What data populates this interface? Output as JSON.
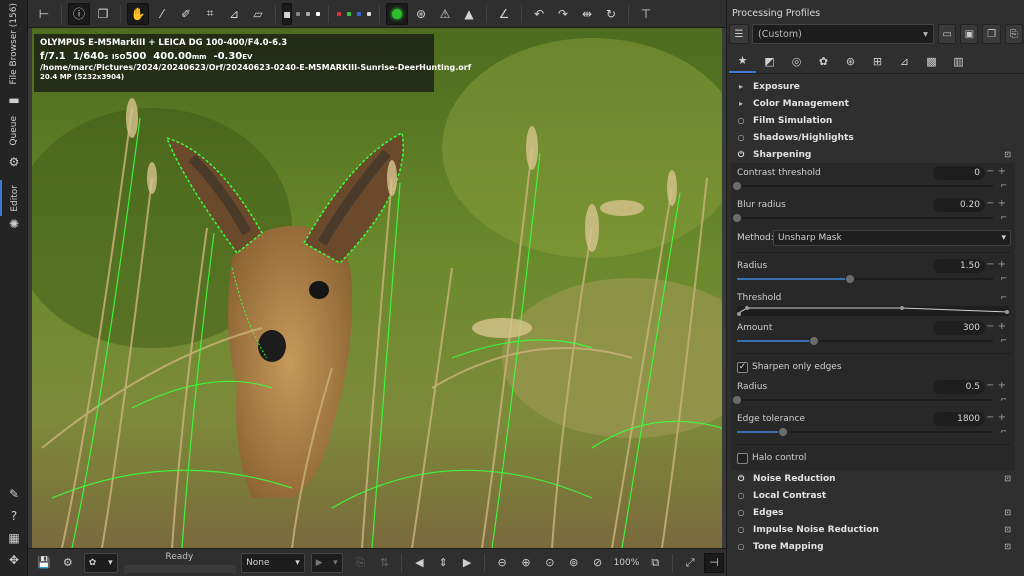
{
  "left_tabs": {
    "file_browser": "File Browser (156)",
    "queue": "Queue",
    "editor": "Editor"
  },
  "toolbar_icons": [
    "history-toggle-icon",
    "info-icon",
    "before-after-icon",
    "hand-icon",
    "color-picker-icon",
    "white-balance-picker-icon",
    "crop-icon",
    "straighten-icon",
    "perspective-icon",
    "preview-mode-icon",
    "channel-r",
    "channel-g",
    "channel-b",
    "focus-mask-icon",
    "shadow-clip-icon",
    "highlight-clip-icon",
    "warning-icon",
    "graph-icon",
    "rotate-left-icon",
    "rotate-right-icon",
    "flip-h-icon",
    "flip-v-icon",
    "pin-icon"
  ],
  "exif": {
    "camera": "OLYMPUS E-M5MarkIII + LEICA DG 100-400/F4.0-6.3",
    "fnum": "f/7.1",
    "shutter": "1/640",
    "shutter_unit": "s",
    "iso_label": "ISO",
    "iso": "500",
    "focal": "400.00",
    "focal_unit": "mm",
    "ev": "-0.30",
    "ev_unit": "EV",
    "path": "/home/marc/Pictures/2024/20240623/Orf/20240623-0240-E-M5MARKIII-Sunrise-DeerHunting.orf",
    "size": "20.4 MP (5232x3904)"
  },
  "bottom": {
    "status": "Ready",
    "none_label": "None",
    "zoom": "100%"
  },
  "panel": {
    "title": "Processing Profiles",
    "profile": "(Custom)",
    "sections": {
      "exposure": "Exposure",
      "color_management": "Color Management",
      "film_simulation": "Film Simulation",
      "shadows_highlights": "Shadows/Highlights",
      "sharpening": "Sharpening",
      "noise_reduction": "Noise Reduction",
      "local_contrast": "Local Contrast",
      "edges": "Edges",
      "impulse_nr": "Impulse Noise Reduction",
      "tone_mapping": "Tone Mapping"
    },
    "sharpening": {
      "contrast_threshold": {
        "label": "Contrast threshold",
        "value": "0",
        "frac": 0
      },
      "blur_radius": {
        "label": "Blur radius",
        "value": "0.20",
        "frac": 0
      },
      "method_label": "Method:",
      "method_value": "Unsharp Mask",
      "radius": {
        "label": "Radius",
        "value": "1.50",
        "frac": 0.44
      },
      "threshold_label": "Threshold",
      "amount": {
        "label": "Amount",
        "value": "300",
        "frac": 0.3
      },
      "sharpen_edges": "Sharpen only edges",
      "edge_radius": {
        "label": "Radius",
        "value": "0.5",
        "frac": 0
      },
      "edge_tolerance": {
        "label": "Edge tolerance",
        "value": "1800",
        "frac": 0.18
      },
      "halo_control": "Halo control"
    }
  },
  "colors": {
    "accent": "#3c7bd8",
    "focus_mask": "#3cff3c"
  }
}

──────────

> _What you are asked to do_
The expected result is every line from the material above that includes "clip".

> _Answer to this task_
    "shadow-clip-icon",
    "highlight-clip-icon",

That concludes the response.